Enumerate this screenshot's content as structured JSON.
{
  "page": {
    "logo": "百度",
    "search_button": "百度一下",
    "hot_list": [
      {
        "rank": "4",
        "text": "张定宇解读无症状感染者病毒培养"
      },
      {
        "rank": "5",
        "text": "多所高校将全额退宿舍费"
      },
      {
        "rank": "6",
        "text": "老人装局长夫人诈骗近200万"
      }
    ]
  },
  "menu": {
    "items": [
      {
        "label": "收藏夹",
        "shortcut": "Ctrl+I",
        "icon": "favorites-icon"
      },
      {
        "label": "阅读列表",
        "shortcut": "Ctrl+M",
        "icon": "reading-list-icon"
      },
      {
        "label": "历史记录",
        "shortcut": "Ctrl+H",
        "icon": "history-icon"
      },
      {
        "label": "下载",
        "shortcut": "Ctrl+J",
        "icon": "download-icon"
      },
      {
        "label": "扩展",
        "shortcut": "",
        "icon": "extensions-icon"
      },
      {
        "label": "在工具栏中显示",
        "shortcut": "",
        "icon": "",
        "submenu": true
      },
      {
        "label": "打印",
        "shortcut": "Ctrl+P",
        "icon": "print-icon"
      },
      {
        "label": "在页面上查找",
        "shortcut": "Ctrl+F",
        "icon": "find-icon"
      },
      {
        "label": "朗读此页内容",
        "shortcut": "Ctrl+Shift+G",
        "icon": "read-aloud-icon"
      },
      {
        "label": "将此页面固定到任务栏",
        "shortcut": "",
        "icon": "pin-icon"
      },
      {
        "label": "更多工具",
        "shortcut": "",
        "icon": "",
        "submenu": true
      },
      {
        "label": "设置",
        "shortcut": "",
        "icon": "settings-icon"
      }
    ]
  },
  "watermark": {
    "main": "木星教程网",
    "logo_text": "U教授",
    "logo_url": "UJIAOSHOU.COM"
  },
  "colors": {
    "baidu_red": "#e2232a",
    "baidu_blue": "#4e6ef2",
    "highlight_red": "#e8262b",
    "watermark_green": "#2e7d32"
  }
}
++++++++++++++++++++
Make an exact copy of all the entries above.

Enumerate this screenshot's content as structured JSON.
{
  "page": {
    "logo": "百度",
    "search_button": "百度一下",
    "hot_list": [
      {
        "rank": "4",
        "text": "张定宇解读无症状感染者病毒培养"
      },
      {
        "rank": "5",
        "text": "多所高校将全额退宿舍费"
      },
      {
        "rank": "6",
        "text": "老人装局长夫人诈骗近200万"
      }
    ]
  },
  "menu": {
    "items": [
      {
        "label": "收藏夹",
        "shortcut": "Ctrl+I",
        "icon": "favorites-icon"
      },
      {
        "label": "阅读列表",
        "shortcut": "Ctrl+M",
        "icon": "reading-list-icon"
      },
      {
        "label": "历史记录",
        "shortcut": "Ctrl+H",
        "icon": "history-icon"
      },
      {
        "label": "下载",
        "shortcut": "Ctrl+J",
        "icon": "download-icon"
      },
      {
        "label": "扩展",
        "shortcut": "",
        "icon": "extensions-icon"
      },
      {
        "label": "在工具栏中显示",
        "shortcut": "",
        "icon": "",
        "submenu": true
      },
      {
        "label": "打印",
        "shortcut": "Ctrl+P",
        "icon": "print-icon"
      },
      {
        "label": "在页面上查找",
        "shortcut": "Ctrl+F",
        "icon": "find-icon"
      },
      {
        "label": "朗读此页内容",
        "shortcut": "Ctrl+Shift+G",
        "icon": "read-aloud-icon"
      },
      {
        "label": "将此页面固定到任务栏",
        "shortcut": "",
        "icon": "pin-icon"
      },
      {
        "label": "更多工具",
        "shortcut": "",
        "icon": "",
        "submenu": true
      },
      {
        "label": "设置",
        "shortcut": "",
        "icon": "settings-icon"
      }
    ]
  },
  "watermark": {
    "main": "木星教程网",
    "logo_text": "U教授",
    "logo_url": "UJIAOSHOU.COM"
  },
  "colors": {
    "baidu_red": "#e2232a",
    "baidu_blue": "#4e6ef2",
    "highlight_red": "#e8262b",
    "watermark_green": "#2e7d32"
  }
}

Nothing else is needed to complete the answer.